■ **DATASET RECORDS**
####

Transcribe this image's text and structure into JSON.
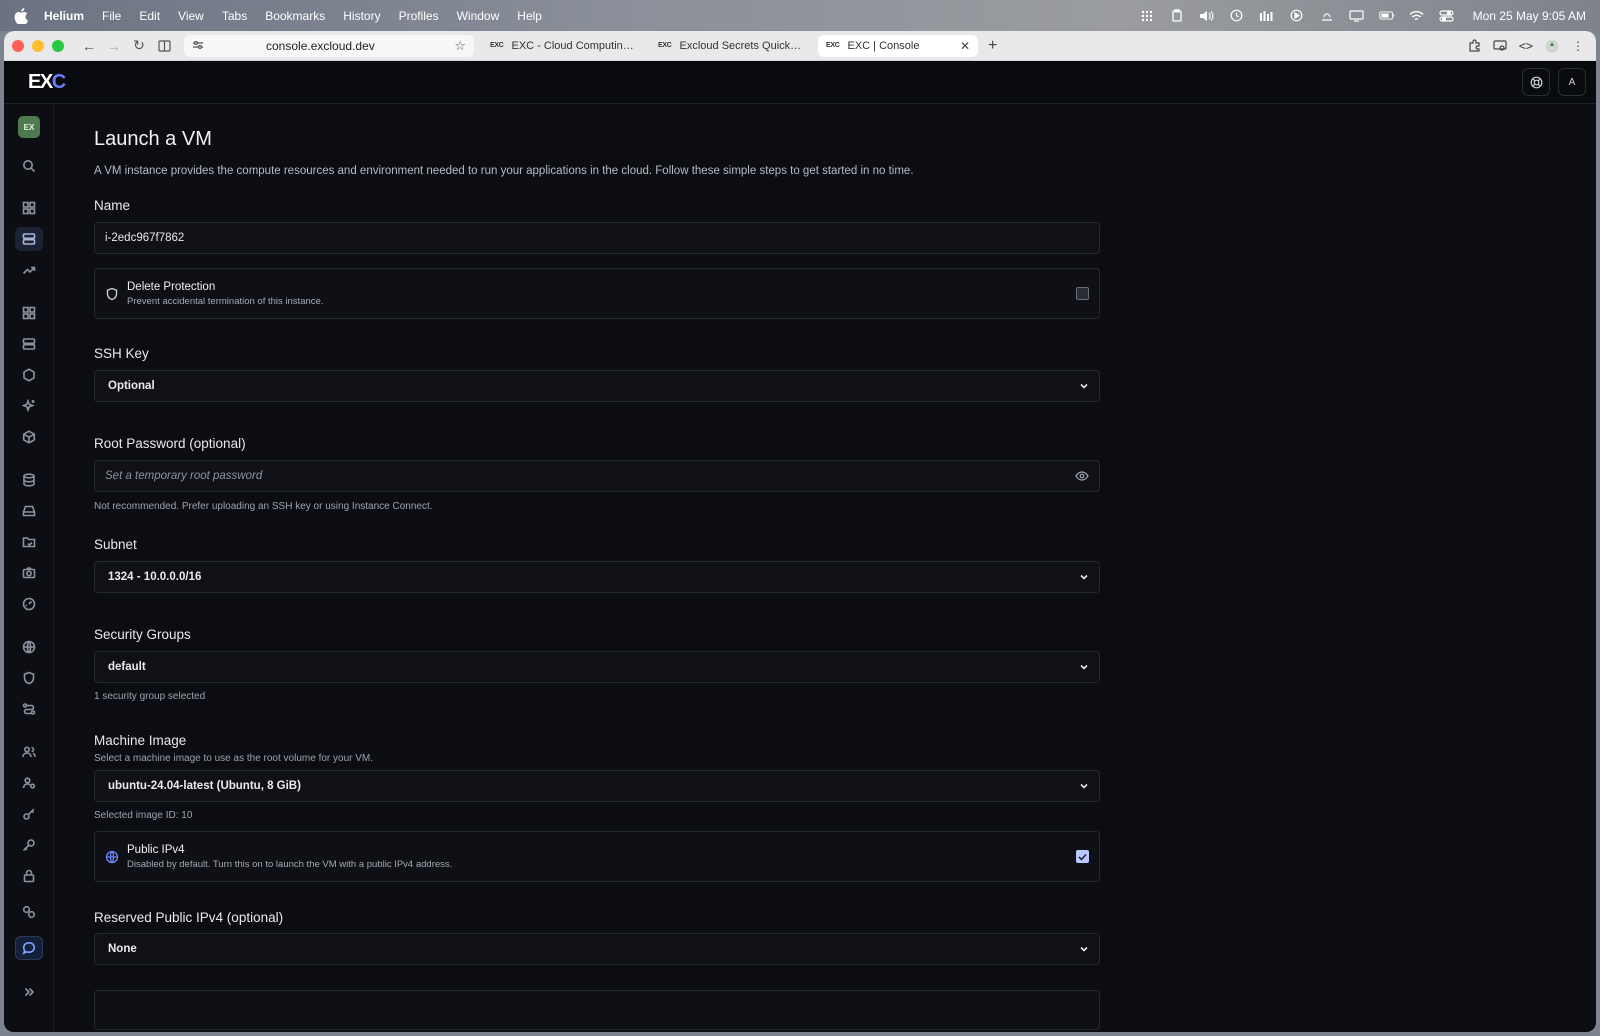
{
  "menubar": {
    "app": "Helium",
    "items": [
      "File",
      "Edit",
      "View",
      "Tabs",
      "Bookmarks",
      "History",
      "Profiles",
      "Window",
      "Help"
    ],
    "clock": "Mon 25 May  9:05 AM"
  },
  "browser": {
    "url": "console.excloud.dev",
    "tabs": [
      {
        "favicon": "EXC",
        "label": "EXC - Cloud Computing Serv"
      },
      {
        "favicon": "EXC",
        "label": "Excloud Secrets Quickstart"
      },
      {
        "favicon": "EXC",
        "label": "EXC | Console"
      }
    ]
  },
  "header": {
    "logo_main": "EX",
    "logo_accent": "C",
    "user_initial": "A"
  },
  "sidebar": {
    "workspace_badge": "EX"
  },
  "page": {
    "title": "Launch a VM",
    "subtitle": "A VM instance provides the compute resources and environment needed to run your applications in the cloud. Follow these simple steps to get started in no time.",
    "name": {
      "label": "Name",
      "value": "i-2edc967f7862"
    },
    "delete_protection": {
      "title": "Delete Protection",
      "description": "Prevent accidental termination of this instance.",
      "checked": false
    },
    "ssh_key": {
      "label": "SSH Key",
      "value": "Optional"
    },
    "root_password": {
      "label": "Root Password (optional)",
      "placeholder": "Set a temporary root password",
      "hint": "Not recommended. Prefer uploading an SSH key or using Instance Connect."
    },
    "subnet": {
      "label": "Subnet",
      "value": "1324 - 10.0.0.0/16"
    },
    "security_groups": {
      "label": "Security Groups",
      "value": "default",
      "hint": "1 security group selected"
    },
    "machine_image": {
      "label": "Machine Image",
      "description": "Select a machine image to use as the root volume for your VM.",
      "value": "ubuntu-24.04-latest (Ubuntu, 8 GiB)",
      "hint": "Selected image ID: 10"
    },
    "public_ipv4": {
      "title": "Public IPv4",
      "description": "Disabled by default. Turn this on to launch the VM with a public IPv4 address.",
      "checked": true
    },
    "reserved_ipv4": {
      "label": "Reserved Public IPv4 (optional)",
      "value": "None"
    }
  },
  "colors": {
    "accent": "#6d7cff",
    "checkbox_checked": "#b9c8ff",
    "background": "#0c0d12"
  }
}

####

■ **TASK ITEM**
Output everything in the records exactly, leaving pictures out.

■ **RESPONSE BOX**
Transcribe this image's text and structure into JSON.
{
  "menubar": {
    "app": "Helium",
    "items": [
      "File",
      "Edit",
      "View",
      "Tabs",
      "Bookmarks",
      "History",
      "Profiles",
      "Window",
      "Help"
    ],
    "clock": "Mon 25 May  9:05 AM"
  },
  "browser": {
    "url": "console.excloud.dev",
    "tabs": [
      {
        "favicon": "EXC",
        "label": "EXC - Cloud Computing Serv"
      },
      {
        "favicon": "EXC",
        "label": "Excloud Secrets Quickstart"
      },
      {
        "favicon": "EXC",
        "label": "EXC | Console"
      }
    ]
  },
  "header": {
    "logo_main": "EX",
    "logo_accent": "C",
    "user_initial": "A"
  },
  "sidebar": {
    "workspace_badge": "EX"
  },
  "page": {
    "title": "Launch a VM",
    "subtitle": "A VM instance provides the compute resources and environment needed to run your applications in the cloud. Follow these simple steps to get started in no time.",
    "name": {
      "label": "Name",
      "value": "i-2edc967f7862"
    },
    "delete_protection": {
      "title": "Delete Protection",
      "description": "Prevent accidental termination of this instance.",
      "checked": false
    },
    "ssh_key": {
      "label": "SSH Key",
      "value": "Optional"
    },
    "root_password": {
      "label": "Root Password (optional)",
      "placeholder": "Set a temporary root password",
      "hint": "Not recommended. Prefer uploading an SSH key or using Instance Connect."
    },
    "subnet": {
      "label": "Subnet",
      "value": "1324 - 10.0.0.0/16"
    },
    "security_groups": {
      "label": "Security Groups",
      "value": "default",
      "hint": "1 security group selected"
    },
    "machine_image": {
      "label": "Machine Image",
      "description": "Select a machine image to use as the root volume for your VM.",
      "value": "ubuntu-24.04-latest (Ubuntu, 8 GiB)",
      "hint": "Selected image ID: 10"
    },
    "public_ipv4": {
      "title": "Public IPv4",
      "description": "Disabled by default. Turn this on to launch the VM with a public IPv4 address.",
      "checked": true
    },
    "reserved_ipv4": {
      "label": "Reserved Public IPv4 (optional)",
      "value": "None"
    }
  },
  "colors": {
    "accent": "#6d7cff",
    "checkbox_checked": "#b9c8ff",
    "background": "#0c0d12"
  }
}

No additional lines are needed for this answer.